In 8 years of doing this, I've only had one student ever choose not to agree.  So...what to do?  Well, students had already been given the direction to hang up their backpack in the back, choose a desk and draw their name on it (see post here) and then sit on our colored rug.  Choosing and labeling a desk, alone, usually takes them a good 15 min., which gave me time to pop back out in the hall and talk to this student.  I asked him why he felt uncomfortable with our agreements and he shared with me concerns about his behavior in past years.  He said he always seemed to get in trouble for talking out and didn't know how to control it, so he knew he couldn't agree to be his best.  *My heart broke.*  But I'm so glad I knew this within the first 10 min. of the first day of school.  We quickly agreed to create a behavior plan together and I assured him that I would do all I could to help and support him, as long as he continued to try again each new day.  This he could agree to.  I asked if he could be kind to the other kids and help them when he saw a need.  This he could also agree to.  So after a short 3-min chat we both felt great about him being in our class and getting a fresh start.
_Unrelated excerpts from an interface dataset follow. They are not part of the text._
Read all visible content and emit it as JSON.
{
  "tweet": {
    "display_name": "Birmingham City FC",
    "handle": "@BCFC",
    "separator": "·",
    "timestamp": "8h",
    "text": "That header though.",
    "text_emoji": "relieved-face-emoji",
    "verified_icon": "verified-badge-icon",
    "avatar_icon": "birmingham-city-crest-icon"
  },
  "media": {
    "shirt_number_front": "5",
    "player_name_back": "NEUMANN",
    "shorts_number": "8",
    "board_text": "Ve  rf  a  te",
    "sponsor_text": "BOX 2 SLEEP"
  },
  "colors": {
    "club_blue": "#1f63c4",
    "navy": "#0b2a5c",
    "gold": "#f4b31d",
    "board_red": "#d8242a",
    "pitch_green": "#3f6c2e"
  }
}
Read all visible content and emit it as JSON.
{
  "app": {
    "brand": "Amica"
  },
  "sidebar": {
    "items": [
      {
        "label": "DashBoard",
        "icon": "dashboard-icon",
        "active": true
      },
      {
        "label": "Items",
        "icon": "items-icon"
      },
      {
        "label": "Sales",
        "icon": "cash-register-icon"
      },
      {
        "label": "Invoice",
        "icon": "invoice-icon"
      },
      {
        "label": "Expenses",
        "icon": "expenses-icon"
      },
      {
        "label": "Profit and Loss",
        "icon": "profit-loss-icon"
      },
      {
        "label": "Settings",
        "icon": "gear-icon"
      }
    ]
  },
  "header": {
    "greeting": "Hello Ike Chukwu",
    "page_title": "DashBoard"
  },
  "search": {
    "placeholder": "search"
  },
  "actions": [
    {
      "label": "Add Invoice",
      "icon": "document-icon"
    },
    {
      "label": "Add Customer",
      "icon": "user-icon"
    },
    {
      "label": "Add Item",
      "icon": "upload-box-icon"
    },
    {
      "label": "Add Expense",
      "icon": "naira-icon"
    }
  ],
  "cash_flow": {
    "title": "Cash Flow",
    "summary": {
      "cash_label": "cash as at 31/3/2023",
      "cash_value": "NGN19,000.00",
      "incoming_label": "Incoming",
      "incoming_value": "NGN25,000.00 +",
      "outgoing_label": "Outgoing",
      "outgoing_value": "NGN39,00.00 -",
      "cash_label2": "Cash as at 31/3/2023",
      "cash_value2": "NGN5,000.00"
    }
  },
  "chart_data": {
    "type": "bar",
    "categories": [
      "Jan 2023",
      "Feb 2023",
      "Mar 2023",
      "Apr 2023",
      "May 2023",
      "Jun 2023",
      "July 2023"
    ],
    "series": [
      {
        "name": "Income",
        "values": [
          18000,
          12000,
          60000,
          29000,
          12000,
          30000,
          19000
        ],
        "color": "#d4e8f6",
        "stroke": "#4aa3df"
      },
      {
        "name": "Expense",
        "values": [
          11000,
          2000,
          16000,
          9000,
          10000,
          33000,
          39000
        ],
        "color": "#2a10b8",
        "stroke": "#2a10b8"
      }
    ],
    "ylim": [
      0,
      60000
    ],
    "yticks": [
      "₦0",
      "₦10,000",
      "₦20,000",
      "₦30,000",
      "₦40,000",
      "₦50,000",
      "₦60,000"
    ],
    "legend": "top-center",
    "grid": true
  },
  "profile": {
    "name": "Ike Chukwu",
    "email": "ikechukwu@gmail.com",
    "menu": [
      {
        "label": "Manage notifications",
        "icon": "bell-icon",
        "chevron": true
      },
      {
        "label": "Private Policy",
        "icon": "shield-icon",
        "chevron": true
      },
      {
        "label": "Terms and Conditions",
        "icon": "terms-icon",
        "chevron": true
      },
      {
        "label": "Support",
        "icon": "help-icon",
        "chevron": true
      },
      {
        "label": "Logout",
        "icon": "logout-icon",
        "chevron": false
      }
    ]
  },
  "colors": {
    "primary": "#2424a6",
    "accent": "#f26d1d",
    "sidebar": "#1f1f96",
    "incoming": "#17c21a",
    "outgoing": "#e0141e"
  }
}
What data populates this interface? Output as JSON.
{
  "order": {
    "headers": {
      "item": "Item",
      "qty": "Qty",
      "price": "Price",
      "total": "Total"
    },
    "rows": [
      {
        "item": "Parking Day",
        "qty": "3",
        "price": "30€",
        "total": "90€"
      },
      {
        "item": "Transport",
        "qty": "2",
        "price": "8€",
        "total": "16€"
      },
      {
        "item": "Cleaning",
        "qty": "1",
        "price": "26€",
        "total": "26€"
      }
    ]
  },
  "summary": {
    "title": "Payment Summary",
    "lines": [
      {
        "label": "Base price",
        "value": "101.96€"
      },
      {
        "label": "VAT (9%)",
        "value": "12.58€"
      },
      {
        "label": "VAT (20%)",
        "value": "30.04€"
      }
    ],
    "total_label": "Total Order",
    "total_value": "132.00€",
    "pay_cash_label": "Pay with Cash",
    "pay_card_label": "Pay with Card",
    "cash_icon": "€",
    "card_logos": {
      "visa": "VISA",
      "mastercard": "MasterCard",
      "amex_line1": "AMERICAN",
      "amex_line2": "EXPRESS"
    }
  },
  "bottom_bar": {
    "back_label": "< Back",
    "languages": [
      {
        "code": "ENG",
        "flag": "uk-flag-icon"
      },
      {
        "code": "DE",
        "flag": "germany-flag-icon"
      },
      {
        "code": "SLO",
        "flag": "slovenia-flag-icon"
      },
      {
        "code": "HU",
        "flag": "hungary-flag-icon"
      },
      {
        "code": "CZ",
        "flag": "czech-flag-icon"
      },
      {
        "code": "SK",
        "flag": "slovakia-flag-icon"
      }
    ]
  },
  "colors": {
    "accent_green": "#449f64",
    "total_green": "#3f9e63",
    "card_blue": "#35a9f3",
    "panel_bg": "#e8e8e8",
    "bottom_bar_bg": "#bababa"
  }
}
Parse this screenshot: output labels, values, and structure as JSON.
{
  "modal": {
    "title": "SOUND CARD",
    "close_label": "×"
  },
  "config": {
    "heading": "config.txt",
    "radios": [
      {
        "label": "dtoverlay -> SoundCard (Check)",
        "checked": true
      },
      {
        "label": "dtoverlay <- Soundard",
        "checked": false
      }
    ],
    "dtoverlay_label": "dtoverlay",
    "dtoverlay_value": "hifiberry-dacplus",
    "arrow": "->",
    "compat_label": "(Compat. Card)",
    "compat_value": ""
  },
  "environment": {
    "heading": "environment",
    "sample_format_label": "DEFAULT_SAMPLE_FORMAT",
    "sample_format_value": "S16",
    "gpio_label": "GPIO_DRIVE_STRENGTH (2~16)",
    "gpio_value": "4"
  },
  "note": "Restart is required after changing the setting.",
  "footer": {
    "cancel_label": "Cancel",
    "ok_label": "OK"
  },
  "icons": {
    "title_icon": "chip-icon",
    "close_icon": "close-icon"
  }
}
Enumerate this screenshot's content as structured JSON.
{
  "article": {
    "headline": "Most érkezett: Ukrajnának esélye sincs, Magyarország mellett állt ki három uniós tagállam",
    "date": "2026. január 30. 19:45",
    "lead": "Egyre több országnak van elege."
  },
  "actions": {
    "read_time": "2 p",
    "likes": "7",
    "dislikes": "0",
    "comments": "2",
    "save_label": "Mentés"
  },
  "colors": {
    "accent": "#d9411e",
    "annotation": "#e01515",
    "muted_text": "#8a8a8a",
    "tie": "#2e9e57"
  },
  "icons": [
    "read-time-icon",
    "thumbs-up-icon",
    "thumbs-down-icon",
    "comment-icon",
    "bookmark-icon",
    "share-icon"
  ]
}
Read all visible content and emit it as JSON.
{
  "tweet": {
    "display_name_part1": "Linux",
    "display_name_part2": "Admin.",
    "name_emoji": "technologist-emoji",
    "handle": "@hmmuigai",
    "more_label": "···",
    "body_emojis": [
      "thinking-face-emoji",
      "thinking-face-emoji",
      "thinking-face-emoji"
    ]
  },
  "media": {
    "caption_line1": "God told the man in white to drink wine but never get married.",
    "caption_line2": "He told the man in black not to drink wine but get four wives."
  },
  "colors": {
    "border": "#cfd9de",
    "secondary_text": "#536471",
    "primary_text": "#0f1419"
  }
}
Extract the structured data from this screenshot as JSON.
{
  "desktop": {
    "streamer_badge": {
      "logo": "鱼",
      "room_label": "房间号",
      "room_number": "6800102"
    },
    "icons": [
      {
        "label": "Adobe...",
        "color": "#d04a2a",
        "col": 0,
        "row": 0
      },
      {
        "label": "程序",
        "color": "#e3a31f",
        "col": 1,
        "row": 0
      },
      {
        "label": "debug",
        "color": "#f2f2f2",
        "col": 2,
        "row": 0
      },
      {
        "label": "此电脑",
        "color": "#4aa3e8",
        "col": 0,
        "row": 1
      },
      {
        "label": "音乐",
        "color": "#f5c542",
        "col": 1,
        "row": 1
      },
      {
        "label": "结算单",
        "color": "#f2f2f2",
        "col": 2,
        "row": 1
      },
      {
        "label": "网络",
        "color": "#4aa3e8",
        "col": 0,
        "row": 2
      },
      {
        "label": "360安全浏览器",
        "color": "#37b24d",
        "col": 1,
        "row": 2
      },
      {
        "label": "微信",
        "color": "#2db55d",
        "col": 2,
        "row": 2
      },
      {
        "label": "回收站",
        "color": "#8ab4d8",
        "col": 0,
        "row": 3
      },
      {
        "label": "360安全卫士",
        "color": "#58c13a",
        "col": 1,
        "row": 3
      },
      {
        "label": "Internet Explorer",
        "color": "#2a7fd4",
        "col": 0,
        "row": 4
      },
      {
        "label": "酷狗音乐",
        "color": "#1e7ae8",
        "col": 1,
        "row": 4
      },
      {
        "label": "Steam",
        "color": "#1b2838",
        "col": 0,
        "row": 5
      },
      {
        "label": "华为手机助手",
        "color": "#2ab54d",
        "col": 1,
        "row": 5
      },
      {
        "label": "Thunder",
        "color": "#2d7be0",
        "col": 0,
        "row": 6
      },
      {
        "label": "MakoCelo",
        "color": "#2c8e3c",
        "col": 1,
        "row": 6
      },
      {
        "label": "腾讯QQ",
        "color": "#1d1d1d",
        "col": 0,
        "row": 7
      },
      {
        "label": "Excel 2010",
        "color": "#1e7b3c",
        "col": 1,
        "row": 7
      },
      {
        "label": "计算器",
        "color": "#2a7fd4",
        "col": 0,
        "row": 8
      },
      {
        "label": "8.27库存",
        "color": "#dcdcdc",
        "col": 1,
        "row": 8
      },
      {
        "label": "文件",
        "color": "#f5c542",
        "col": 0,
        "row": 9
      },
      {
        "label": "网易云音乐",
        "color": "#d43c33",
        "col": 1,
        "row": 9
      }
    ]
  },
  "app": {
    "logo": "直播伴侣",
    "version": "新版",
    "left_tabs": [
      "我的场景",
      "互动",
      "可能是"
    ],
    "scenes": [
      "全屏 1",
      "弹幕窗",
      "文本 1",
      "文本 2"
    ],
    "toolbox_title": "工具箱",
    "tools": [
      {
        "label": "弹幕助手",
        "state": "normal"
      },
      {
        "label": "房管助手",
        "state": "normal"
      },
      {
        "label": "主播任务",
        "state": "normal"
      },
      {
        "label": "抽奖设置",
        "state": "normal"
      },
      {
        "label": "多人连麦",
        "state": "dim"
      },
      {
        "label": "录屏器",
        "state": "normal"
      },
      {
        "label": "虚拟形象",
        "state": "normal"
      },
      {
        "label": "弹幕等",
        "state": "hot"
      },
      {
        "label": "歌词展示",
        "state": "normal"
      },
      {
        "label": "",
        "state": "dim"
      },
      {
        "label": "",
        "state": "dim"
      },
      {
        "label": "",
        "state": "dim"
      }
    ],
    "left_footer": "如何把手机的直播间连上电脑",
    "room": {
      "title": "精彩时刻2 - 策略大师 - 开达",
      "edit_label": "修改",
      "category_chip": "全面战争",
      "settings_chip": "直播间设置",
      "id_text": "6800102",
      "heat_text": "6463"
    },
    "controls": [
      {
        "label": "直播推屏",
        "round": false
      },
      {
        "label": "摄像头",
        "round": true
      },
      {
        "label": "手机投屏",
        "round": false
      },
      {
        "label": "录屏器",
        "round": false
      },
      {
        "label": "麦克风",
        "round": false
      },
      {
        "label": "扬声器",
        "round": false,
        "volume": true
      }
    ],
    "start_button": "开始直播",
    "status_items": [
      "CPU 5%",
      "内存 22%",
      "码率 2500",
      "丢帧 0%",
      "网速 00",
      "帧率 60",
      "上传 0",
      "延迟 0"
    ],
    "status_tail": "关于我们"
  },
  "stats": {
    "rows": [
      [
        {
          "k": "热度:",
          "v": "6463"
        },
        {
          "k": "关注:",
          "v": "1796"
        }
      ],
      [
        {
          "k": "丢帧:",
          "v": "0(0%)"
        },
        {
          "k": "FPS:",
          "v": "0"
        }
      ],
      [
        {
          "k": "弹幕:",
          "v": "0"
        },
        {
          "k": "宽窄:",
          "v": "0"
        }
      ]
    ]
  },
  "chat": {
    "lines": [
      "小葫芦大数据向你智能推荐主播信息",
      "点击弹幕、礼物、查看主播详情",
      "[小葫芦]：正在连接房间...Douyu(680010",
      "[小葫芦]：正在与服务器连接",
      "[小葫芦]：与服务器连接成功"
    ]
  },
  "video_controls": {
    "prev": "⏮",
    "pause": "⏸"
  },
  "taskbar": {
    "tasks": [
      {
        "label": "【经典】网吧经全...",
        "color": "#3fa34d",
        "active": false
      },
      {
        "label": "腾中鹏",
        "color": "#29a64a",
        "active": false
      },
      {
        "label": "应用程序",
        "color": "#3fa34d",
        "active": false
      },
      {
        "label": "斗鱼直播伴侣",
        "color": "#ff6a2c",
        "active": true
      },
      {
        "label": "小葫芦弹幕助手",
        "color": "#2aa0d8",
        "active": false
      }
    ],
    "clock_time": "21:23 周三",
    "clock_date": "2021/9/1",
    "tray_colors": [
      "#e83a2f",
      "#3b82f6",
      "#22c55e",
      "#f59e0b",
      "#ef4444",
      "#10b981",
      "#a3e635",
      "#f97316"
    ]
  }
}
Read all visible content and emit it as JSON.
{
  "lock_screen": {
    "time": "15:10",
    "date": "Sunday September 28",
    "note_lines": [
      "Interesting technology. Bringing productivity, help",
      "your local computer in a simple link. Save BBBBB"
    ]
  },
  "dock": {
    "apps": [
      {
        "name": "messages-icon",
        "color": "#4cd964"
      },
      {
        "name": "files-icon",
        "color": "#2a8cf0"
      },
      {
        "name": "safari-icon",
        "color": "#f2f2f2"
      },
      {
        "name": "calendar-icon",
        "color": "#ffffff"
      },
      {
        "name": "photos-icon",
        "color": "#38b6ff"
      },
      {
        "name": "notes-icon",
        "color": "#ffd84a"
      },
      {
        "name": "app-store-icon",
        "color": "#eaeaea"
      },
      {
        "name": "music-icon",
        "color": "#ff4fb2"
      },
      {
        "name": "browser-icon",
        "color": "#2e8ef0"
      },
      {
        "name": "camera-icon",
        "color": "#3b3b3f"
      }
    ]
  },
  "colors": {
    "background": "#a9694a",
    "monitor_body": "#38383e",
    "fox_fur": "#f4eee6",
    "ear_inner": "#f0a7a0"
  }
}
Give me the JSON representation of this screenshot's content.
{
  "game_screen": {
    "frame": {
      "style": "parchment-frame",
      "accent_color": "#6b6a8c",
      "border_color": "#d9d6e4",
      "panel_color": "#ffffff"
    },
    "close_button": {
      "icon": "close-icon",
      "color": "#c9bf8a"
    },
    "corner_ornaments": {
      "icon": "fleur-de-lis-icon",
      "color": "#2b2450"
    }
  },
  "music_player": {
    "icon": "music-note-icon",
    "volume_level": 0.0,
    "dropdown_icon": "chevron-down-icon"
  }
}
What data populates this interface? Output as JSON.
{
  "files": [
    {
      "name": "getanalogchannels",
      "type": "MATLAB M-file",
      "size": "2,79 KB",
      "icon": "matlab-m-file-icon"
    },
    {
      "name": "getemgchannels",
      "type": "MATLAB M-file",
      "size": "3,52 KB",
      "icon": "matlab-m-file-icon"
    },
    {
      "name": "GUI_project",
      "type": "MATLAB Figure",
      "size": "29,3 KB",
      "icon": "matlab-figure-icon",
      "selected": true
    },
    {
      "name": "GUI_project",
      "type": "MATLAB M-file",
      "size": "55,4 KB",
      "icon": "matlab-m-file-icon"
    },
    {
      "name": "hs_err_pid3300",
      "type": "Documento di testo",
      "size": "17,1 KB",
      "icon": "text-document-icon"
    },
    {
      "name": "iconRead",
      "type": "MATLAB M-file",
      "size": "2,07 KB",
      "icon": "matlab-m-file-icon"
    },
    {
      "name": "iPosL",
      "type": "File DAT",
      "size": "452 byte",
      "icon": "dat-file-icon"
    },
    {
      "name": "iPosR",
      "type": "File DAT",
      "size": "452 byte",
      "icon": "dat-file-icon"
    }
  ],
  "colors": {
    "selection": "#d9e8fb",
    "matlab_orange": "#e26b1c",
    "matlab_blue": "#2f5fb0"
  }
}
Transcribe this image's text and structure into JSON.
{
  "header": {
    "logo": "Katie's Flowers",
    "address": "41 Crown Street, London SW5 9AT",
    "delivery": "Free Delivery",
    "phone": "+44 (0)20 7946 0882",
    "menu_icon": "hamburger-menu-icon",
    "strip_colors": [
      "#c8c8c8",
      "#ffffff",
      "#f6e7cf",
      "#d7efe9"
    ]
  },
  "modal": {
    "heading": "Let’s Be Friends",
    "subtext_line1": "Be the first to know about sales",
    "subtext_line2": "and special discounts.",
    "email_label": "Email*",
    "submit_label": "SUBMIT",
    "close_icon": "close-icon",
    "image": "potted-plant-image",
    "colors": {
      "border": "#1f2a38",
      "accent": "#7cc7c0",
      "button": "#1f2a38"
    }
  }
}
This is all outside the box, I know.  People look at us curiously as they walk down the hall that morning, and other teachers ask me what I'm doing for so long after the bell, sitting in the hall with my kids.  And I'm excited to tell them all about the team-like feeling we have from the first moments, and how caring all my kids were to each other from the very first day.  I love it. This is the best way to start our year together, all on the same page.


*The key to this is my own genuine, heart-felt expression of what I picture our classroom environment to be.  The children can sense the sincerity in my tone and are able to buy in because they know I believe this myself.  No lecture, no stern face - just speaking wholeheartedly person to person, with respect.  



 

Aug 7, 2014

And we're back...

I can't believe it's the end of the summer already.  I mean, really?  How does February always feel like two months and summer feel like 2 weeks?  I believe that's what Einstein was really referring to when he said time was relative.
This was the first year I wasn't in the classroom throughout the summer.  Yes, I can hear the applause from all the people in my life.  It helped that I started off the summer doing week-long math trainings for Utah's Core Academy.  I was out of town (and thereby away from the school) for them and, funny enough, distance did not make my heart grow fonder.  Instead, I spent the time - school-wise - doing a lot of research, taking university classes and writing higher-quality lessons and tests.  It was invigorating!  I'm so excited to get in and try the great things I've learned and created this summer.  Of course, I'm not ready to give up my last week of sleeping in and vacation time, but I'm definitely looking forward to teaching this school year.  And we're back...    

Dec 13, 2013

Fabulous Find Friday: Flip Cap problems



I loved this idea I found from Tabitha Carro over at Flap Jack Educational Resources.  Seeing it was one of those "why didn't I think of that" moments!  But now that I've seen it...there are so many ways to adapt this simple premise.  I'm thinking multiplication facts, parts of speech practice, synonyms, equivalent fractions, number of shape angles, measurement equivalencies...the options seem endless.  What would you use it for?